Top of RECORDS SHOWN

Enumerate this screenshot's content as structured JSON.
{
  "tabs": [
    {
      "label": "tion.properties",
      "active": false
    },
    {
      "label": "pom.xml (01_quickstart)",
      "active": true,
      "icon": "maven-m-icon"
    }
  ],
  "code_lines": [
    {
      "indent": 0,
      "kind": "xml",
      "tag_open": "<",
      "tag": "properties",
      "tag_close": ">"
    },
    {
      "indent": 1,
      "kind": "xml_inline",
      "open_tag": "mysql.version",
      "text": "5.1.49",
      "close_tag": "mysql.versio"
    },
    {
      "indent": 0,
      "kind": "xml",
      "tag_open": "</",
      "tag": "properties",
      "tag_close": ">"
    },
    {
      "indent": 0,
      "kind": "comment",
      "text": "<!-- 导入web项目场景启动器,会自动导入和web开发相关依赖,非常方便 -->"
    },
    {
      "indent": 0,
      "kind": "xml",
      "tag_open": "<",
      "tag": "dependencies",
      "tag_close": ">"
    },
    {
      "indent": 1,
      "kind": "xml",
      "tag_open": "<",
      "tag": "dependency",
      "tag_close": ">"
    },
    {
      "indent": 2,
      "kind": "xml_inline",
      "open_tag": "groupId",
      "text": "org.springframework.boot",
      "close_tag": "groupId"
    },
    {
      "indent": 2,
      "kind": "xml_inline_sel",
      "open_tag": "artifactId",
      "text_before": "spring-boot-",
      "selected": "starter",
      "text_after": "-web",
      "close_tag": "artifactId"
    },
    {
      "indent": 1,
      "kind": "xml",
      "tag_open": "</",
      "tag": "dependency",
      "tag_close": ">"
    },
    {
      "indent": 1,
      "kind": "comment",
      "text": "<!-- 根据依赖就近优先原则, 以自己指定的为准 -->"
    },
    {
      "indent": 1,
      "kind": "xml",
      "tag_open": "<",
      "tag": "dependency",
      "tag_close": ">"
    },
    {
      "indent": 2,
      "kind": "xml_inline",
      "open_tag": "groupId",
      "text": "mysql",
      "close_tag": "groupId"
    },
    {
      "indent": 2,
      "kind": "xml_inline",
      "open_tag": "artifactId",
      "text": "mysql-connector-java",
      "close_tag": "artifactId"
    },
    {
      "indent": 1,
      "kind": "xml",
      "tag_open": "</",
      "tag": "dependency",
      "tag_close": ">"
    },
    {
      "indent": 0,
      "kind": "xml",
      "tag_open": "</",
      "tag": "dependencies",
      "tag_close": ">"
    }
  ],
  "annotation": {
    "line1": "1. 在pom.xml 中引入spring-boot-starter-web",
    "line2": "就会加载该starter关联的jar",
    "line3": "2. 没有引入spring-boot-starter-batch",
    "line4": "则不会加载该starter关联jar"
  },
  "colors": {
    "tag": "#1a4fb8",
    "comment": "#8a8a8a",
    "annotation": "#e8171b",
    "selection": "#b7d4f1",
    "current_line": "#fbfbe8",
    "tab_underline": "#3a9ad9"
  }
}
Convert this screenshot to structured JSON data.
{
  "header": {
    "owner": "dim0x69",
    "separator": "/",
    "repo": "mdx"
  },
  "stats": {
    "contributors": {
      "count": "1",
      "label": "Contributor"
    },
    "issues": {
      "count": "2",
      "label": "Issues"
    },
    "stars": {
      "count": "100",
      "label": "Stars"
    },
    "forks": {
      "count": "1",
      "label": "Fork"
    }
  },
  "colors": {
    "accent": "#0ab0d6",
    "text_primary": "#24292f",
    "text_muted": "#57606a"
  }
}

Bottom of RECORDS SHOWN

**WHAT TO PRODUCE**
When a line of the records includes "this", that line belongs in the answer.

**TASK ANSWER**
Enumerate this screenshot's content as structured JSON.
Convert this screenshot to structured JSON data.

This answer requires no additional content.